In any case, I remember reading a quote from some religious writer who I didn’t recognize and can’t remember, but I remember the gist of what he/she said. They said that even as a religious person it was a good experience to read the book, and that faith can be strengthened by dialog even with opposing viewpoints. I thought that was a really cool point of view, so I gave the movie a chance. I don’t actually remember much of the movie now (except that I still picture Mrs. Coulter as a black-haired Nicole Kidman), but I do remember thinking that it was a cool fantasy world that it had created.
I never got around to reading the books until recently. I was reminded of them after reading a quote from Philip Pullman praising Terry Brooks for his fantasy writing. I’m a big fan of Brooks’ books, so that got me interested again, so I thought that I’d give this series a try. I wasn’t disappointed.
The fantasy world that Pullman creates is really intriguing and immersive, and his characters are very engaging. Most of all, though, he has a way of writing that really puts the reader into the mind of the character and makes you experience the thoughts and feelings of the character. His writing style is excellent, in my opinion.
As far as the philosophies of the book, it’s really not atheist (at least not in this first volume). The book does paint a Church that is dictatorial, but beyond that there’s nothing to be offended at, and that’s certainly not a new or unique idea.
Not only is it not strictly atheist, but it actually is very spiritual. In fact, the descriptions of Lyra and her alethiometer (which I assume is the basis of the American title of the book, even though it’s never called the “golden compass” in the text) are likely to be familiar to people that have had spiritual experiences. They were familiar to me, and I actually found that reading this book was very uplifting spiritually.
A few years ago my brother wrote this gem for Valentine’s day:
I am so glad its Valentines day again. The one day when all the couples in the world pretend to be in love. I’m pretty sure that love is found only on Valentines day. The other 364 days of the year, we can all just go back to hating our partners, and planning how we can survive till next Valentines day without smothering our partner in their sleep with the decorative pillow that everyone hates. I’m so thankful that Hallmark and Sees invented this great holiday, where couples must buy each other material items in order to show how much they are in love for one day.Because we all know it, when you are in love the only way to show it is with fancy diamonds, and a rolex.

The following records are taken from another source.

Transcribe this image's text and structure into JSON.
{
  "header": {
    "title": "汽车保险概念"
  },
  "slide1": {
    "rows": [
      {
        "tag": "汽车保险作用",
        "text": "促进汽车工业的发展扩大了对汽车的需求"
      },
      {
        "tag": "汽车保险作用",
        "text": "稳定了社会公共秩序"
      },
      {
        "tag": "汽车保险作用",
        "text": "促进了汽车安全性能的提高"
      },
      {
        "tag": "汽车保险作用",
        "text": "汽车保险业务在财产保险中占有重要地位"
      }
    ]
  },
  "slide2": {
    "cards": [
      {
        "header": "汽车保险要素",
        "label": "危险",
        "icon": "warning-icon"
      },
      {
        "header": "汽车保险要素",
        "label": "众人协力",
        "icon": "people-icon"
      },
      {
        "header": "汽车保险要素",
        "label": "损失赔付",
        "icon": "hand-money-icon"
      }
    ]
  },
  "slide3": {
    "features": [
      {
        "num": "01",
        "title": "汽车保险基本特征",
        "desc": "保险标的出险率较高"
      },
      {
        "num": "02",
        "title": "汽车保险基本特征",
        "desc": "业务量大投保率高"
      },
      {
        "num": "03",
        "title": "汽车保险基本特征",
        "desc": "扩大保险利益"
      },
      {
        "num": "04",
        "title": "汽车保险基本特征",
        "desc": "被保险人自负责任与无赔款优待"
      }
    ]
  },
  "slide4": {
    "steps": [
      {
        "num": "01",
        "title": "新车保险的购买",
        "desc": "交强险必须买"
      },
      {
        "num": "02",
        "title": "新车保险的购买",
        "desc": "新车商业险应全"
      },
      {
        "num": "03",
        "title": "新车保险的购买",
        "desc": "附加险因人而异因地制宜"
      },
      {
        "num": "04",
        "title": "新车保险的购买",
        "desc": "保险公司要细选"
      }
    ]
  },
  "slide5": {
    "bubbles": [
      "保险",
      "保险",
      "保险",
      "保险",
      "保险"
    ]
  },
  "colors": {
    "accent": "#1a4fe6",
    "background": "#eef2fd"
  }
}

This morning I was thinking about this and remembered how his girlfriend responded. Troy showed her the post, and she laughed and said it was really good. Then she asked who wrote it, and of course got mad when he said that it was him.